PHILADELPHIA—Patients with chronic kidney disease (CKD) who also have diabetes have significantly higher rates of anemia, cardiovascular disease, and other comorbidities compared with nondiabetic CKD patients, study findings presented at Kidney Week 2011 show.
The study, by researchers at Eli Lilly and Company of Indianapolis, Ind., examined data from 116,512 CKD patients, of whom 45% had diabetes. A significantly higher proportion of diabetic CKD patients than nondiabetic CKD patients had anemia (46% vs. 35%), cardiometabolic risk factors (100% vs. 71%), cardiovascular disease (39% vs. 25%), nephritis and nephrosis (34% vs. 27%), other renovascular diseases (27% vs. 22%), cerebrovascular disease (17% vs. 12%), and disorders of fluid electrolyte and acid-base balance (20% vs. 14%).

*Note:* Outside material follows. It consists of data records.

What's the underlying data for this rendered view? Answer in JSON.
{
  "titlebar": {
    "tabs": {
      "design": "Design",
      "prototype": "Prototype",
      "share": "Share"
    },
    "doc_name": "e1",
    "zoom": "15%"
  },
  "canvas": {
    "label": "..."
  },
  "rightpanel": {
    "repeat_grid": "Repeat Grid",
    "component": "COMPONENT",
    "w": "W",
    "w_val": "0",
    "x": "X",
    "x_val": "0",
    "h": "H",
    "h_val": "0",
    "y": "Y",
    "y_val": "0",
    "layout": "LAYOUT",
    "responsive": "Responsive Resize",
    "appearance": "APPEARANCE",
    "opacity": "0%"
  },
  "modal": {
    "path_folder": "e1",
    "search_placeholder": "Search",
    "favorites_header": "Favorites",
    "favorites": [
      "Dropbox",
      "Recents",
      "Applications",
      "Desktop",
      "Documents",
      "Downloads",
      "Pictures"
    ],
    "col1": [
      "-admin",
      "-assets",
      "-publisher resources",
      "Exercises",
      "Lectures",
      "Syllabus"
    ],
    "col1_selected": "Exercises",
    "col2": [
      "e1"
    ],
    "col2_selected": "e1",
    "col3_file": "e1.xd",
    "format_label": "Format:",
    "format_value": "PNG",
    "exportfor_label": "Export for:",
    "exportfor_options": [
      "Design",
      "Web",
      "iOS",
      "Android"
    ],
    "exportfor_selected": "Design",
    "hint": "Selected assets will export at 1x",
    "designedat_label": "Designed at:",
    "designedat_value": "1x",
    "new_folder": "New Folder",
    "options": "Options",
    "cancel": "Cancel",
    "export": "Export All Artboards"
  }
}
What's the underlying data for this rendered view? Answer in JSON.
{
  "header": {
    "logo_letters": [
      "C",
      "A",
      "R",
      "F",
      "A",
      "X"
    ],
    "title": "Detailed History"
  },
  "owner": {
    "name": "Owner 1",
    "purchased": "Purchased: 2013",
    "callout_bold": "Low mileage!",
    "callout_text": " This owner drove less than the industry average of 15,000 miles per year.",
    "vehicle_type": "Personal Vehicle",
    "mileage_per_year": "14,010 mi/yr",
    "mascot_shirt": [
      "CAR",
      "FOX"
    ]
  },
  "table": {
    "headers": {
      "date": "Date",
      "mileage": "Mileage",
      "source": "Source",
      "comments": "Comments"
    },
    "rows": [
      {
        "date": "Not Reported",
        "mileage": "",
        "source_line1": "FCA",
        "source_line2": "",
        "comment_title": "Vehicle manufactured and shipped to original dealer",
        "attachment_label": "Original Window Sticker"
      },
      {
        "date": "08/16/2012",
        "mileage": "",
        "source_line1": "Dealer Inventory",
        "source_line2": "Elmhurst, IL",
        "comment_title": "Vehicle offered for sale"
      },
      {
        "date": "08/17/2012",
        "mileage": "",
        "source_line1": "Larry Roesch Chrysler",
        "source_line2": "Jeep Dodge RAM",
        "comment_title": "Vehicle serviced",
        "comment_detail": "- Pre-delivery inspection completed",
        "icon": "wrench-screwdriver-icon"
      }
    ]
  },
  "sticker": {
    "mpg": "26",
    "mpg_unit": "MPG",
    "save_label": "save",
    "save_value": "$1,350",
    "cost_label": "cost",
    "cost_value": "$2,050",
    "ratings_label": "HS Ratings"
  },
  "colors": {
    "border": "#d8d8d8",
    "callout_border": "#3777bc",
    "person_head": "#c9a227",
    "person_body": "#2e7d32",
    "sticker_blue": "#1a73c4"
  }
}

The investigators, led by Justo Sierra-Johnson, MD, PhD, also noted that these rates rose as CKD stage increased. Diabetic CKD patients also had significantly higher rates of medication use for hypertension, lipid disorders, and anemia and incurred higher overall total medical and drug costs.
The researchers concluded that CKD patients with diabetes are a particularly high-risk group for associated comorbidities that require extensive medical resources.